History from Home – Blackwood Field
Did you know that there was once an airfield on The Hermitage?
This is true. This airfield is a largely unknown part of The Hermitage’s history!
Blackwood Field was opened in 1921 to house the First Squadron, Air Service, Tennessee National Guard. This former military airfield was located on the property of The Hermitage (the home of President Andrew Jackson).
Veterans began recruiting efforts and conducting drills (without pay). They raised funds ($3,000), and H.O. Blackwood donated the property and gave $1,000 to aid the construction of the field.
The airfield property consisted of a 100-acre flying site complete with a World War I hangar moved from Memphis and was known as Blackwood Field.
On December 4, 1921, the unit received federal recognition and was designated the 136th Air Observation Squadron, flying four new Curtiss JN–6HG “Jennys” and one DH-4B DeHavilland aircraft. Remains of concrete footings are visible from adjacent Shute Lane when vegetation doesn’t block the view.
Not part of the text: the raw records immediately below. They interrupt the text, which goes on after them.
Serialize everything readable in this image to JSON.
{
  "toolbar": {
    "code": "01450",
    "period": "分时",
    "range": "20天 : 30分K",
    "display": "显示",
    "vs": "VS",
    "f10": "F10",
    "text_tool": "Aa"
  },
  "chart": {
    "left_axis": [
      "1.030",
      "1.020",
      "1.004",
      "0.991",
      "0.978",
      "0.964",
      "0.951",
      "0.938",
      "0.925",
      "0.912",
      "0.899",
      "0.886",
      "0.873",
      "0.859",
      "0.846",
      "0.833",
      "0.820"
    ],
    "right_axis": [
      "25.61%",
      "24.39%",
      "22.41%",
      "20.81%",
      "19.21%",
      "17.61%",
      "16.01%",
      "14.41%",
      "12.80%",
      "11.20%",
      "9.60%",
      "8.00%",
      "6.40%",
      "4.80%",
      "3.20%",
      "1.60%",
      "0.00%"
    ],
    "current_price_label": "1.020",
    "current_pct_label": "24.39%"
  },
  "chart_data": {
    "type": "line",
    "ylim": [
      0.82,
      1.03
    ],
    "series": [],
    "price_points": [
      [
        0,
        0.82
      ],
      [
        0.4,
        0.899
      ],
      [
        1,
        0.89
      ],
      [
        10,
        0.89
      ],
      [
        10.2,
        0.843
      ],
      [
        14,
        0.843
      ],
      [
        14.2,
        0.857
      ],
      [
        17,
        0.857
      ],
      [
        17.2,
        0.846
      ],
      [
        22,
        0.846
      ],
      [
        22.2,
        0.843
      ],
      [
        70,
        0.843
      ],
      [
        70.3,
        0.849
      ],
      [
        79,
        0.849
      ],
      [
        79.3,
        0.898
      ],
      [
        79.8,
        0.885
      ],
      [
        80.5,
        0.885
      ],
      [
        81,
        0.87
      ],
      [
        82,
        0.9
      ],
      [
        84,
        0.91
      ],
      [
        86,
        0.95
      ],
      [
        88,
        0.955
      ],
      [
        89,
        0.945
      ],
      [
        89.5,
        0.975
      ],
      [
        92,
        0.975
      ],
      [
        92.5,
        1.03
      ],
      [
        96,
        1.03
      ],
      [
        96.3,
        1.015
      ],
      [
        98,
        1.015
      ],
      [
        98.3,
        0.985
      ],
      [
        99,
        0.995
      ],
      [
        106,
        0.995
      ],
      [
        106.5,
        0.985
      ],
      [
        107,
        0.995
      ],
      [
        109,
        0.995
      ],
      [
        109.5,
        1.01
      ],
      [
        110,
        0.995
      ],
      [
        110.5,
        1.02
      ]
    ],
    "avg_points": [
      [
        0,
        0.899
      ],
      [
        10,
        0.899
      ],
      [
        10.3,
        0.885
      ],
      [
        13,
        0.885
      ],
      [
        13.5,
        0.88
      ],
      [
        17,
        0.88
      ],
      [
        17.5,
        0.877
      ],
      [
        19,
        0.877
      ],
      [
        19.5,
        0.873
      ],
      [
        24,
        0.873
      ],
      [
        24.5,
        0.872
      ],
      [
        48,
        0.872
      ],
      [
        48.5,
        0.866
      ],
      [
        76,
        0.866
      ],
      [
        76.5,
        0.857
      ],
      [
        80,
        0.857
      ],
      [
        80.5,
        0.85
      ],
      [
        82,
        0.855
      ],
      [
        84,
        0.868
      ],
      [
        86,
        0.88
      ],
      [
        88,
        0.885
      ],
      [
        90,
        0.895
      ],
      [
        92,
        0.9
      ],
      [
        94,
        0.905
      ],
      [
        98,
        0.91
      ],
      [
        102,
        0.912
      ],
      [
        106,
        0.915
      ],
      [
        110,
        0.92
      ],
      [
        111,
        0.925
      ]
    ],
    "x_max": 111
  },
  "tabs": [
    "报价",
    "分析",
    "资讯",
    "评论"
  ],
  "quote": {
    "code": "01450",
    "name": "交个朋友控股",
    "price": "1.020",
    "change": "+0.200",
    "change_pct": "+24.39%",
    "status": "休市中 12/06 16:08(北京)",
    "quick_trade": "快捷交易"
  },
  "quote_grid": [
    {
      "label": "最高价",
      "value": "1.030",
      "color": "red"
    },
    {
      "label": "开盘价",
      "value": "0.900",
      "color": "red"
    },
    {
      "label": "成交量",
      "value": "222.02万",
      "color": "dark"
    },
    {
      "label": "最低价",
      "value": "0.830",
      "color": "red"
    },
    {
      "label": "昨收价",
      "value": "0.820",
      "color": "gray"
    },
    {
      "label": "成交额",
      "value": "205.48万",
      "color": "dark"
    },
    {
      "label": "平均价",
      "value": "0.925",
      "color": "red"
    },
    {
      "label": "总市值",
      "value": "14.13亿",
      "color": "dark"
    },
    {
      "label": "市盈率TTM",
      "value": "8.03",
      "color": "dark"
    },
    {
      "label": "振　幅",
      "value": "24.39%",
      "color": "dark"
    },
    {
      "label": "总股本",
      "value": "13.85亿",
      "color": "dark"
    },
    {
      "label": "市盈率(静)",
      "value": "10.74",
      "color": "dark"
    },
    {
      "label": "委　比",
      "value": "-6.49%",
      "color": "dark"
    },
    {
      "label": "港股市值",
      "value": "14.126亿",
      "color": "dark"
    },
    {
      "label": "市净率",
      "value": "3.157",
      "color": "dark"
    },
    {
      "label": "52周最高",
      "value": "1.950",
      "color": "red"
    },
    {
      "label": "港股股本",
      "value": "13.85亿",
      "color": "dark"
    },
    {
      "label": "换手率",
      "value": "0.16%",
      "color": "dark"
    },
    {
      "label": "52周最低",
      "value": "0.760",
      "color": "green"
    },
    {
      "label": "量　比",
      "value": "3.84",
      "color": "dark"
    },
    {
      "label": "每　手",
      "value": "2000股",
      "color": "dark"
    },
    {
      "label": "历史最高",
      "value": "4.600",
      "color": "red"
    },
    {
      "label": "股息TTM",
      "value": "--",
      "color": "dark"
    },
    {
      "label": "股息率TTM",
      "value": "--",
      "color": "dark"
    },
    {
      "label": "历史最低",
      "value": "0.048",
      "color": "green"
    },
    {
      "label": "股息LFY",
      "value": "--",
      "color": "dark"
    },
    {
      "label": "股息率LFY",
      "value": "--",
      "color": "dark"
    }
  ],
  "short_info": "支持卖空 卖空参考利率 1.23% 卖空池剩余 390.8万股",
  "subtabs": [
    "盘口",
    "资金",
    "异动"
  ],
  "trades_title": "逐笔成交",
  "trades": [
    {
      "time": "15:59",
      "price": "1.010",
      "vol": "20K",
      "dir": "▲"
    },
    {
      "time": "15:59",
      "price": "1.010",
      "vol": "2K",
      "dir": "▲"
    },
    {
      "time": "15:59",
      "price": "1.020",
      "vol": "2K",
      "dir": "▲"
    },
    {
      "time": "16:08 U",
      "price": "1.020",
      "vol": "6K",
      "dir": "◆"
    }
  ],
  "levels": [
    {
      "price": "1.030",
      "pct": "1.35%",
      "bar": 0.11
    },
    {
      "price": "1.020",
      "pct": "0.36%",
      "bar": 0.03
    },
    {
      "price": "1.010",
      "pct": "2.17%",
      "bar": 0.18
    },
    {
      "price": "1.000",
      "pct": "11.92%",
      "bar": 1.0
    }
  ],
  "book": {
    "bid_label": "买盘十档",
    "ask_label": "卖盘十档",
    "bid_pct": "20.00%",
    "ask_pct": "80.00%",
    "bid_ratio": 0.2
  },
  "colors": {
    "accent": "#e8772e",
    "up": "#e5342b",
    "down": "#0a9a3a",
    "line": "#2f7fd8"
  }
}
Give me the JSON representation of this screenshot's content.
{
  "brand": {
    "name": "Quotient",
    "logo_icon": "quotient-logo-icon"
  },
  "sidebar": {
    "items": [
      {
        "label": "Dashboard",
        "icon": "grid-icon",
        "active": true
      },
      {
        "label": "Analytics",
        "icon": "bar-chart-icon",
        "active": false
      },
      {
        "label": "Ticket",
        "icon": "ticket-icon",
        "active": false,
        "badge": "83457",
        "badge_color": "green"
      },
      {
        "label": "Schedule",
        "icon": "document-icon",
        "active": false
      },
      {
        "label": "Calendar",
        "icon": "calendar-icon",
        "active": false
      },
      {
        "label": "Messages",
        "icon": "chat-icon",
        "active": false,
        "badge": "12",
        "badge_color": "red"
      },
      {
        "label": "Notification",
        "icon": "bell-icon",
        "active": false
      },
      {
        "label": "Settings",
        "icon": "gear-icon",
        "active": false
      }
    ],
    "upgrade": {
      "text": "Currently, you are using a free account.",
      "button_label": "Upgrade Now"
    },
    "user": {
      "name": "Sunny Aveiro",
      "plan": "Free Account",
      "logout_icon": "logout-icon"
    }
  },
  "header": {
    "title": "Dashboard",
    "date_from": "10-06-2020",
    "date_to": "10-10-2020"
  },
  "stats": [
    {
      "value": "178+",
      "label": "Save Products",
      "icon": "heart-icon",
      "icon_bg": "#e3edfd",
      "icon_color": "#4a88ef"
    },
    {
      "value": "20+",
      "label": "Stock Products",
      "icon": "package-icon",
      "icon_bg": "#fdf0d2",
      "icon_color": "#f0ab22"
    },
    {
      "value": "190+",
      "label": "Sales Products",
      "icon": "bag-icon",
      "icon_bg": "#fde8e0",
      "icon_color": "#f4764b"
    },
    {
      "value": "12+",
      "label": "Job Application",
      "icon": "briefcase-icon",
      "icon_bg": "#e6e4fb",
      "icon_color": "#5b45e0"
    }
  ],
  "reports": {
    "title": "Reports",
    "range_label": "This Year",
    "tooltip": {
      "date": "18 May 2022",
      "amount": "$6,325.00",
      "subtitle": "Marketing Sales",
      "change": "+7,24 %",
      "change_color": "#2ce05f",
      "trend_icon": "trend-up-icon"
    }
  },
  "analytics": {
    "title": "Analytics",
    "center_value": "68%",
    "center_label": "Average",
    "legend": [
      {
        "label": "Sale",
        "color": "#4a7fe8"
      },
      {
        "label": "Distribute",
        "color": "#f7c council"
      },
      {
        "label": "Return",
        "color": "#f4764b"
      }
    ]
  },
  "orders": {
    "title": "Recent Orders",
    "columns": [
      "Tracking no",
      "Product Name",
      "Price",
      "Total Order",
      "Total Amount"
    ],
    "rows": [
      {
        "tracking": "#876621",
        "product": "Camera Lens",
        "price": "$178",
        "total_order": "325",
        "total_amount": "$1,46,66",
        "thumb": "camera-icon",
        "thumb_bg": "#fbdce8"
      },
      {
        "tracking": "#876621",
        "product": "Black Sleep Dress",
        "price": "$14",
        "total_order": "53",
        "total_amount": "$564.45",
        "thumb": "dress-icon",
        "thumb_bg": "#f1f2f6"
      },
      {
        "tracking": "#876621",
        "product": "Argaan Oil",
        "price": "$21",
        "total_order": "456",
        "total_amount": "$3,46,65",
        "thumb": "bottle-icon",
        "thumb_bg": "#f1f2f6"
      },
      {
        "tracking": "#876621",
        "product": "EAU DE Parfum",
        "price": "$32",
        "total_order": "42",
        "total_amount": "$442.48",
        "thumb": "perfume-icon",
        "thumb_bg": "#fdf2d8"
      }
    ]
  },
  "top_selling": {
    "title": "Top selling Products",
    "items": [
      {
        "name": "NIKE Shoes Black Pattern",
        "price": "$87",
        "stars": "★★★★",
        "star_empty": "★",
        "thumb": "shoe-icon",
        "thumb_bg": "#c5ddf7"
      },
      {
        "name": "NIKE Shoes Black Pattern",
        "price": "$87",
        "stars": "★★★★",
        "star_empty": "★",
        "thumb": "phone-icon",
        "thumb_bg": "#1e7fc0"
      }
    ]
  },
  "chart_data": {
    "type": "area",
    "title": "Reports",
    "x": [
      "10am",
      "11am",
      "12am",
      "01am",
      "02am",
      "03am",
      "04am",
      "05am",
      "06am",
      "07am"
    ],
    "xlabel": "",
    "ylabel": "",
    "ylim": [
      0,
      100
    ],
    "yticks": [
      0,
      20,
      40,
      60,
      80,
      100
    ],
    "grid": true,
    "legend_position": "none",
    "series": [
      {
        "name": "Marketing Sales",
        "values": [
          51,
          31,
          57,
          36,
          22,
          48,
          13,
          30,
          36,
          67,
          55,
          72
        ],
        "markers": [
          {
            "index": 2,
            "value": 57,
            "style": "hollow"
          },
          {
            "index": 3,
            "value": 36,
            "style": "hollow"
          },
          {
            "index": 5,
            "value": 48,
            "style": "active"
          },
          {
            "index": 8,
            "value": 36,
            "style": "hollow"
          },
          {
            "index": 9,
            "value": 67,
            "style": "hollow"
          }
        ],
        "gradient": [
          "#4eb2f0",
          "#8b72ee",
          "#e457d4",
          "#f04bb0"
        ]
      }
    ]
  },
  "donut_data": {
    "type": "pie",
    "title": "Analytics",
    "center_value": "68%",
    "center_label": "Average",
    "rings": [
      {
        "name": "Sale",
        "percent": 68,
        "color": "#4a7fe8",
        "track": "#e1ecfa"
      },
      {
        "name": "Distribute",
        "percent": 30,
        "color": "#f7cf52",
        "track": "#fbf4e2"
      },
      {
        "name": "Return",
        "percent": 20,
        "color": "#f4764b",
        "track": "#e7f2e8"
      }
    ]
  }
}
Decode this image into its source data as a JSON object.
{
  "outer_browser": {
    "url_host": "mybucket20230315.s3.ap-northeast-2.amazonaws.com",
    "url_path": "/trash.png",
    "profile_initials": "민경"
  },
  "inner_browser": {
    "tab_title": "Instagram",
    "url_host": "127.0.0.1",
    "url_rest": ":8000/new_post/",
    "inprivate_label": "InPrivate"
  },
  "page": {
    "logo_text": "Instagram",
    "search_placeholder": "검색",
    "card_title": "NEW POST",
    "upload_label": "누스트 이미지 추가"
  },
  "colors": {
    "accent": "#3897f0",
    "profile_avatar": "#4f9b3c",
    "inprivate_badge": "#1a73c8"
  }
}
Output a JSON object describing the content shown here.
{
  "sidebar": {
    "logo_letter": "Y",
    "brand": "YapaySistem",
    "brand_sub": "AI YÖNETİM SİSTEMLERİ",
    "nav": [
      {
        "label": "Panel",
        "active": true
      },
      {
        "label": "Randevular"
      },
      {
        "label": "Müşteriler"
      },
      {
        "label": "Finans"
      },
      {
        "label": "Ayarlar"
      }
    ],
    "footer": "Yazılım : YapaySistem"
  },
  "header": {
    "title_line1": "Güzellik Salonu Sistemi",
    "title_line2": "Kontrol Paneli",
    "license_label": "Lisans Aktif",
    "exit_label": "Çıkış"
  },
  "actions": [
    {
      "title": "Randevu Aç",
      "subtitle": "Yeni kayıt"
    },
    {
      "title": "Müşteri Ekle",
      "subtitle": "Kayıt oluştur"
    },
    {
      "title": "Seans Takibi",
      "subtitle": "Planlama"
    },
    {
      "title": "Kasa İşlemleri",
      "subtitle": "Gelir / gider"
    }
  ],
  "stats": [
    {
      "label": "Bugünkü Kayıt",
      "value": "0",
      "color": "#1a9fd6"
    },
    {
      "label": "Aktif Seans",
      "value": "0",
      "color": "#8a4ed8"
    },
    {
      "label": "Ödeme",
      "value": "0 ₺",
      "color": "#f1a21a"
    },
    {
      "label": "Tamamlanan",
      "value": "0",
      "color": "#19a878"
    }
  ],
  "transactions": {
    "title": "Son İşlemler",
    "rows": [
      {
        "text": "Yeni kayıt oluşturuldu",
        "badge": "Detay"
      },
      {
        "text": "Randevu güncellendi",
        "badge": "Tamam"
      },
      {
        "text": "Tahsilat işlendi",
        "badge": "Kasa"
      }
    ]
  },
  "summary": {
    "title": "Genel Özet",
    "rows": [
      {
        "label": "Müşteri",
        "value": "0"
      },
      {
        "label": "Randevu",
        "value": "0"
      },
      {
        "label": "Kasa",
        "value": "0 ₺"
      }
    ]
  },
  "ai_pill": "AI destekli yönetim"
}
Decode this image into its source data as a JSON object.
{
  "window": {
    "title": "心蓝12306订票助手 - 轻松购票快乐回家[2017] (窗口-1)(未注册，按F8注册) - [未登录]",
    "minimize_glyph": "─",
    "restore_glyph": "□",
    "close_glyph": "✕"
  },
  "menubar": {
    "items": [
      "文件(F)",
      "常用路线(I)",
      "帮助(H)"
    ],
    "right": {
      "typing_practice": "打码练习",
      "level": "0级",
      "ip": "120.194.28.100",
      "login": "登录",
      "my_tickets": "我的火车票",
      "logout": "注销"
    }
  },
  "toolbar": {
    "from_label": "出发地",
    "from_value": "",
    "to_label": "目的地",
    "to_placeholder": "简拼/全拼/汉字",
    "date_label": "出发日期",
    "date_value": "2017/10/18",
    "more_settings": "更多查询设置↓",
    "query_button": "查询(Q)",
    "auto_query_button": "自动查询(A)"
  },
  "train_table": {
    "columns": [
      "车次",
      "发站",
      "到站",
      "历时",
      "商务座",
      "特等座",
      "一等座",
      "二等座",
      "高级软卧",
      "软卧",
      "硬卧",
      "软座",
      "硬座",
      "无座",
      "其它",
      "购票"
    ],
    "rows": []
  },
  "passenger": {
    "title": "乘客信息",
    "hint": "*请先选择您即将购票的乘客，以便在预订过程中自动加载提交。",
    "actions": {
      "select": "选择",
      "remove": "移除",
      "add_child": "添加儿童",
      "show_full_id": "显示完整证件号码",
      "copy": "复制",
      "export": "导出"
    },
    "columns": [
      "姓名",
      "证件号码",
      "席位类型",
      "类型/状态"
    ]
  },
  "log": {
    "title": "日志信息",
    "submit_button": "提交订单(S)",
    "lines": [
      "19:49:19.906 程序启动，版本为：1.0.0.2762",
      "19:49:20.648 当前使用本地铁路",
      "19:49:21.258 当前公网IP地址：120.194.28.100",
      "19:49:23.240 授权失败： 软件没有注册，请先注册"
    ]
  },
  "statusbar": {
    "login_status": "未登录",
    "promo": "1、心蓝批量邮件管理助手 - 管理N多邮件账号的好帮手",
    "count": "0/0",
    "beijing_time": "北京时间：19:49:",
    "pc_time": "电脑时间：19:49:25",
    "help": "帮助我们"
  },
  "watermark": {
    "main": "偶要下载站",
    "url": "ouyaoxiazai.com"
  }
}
The flying unit at Blackwood Field was re-designated the 136th Air Observation Squadron at the end of 1921 and operated four new Curtiss JN-6HG Jennys and one DeHavilland DH-4B aircraft. Blackwood’s squadron was further re-designated the 105th Observation Squadron in 1923.
Today, the Squadron patch still reflects Andrew Jackson, “Old Hickory,” on horseback.
The first airmail flight from Nashville was conducted from Blackwood Field to Chicago in 1924.
Due to poor condition of the unpaved roads leading to Blackwood Field (and the cost of improving them) it was removed from contention for serving as a permanent airmail airfield for Nashville.
The increasing use of airmail also brought about the need for a closer airport to Nashville, eventually leading to the establishment of McConnell Field (west of downtown Nashville) in 1927. “Although local pilots continued to use Blackwood Field for a time, it was closed in 1928.”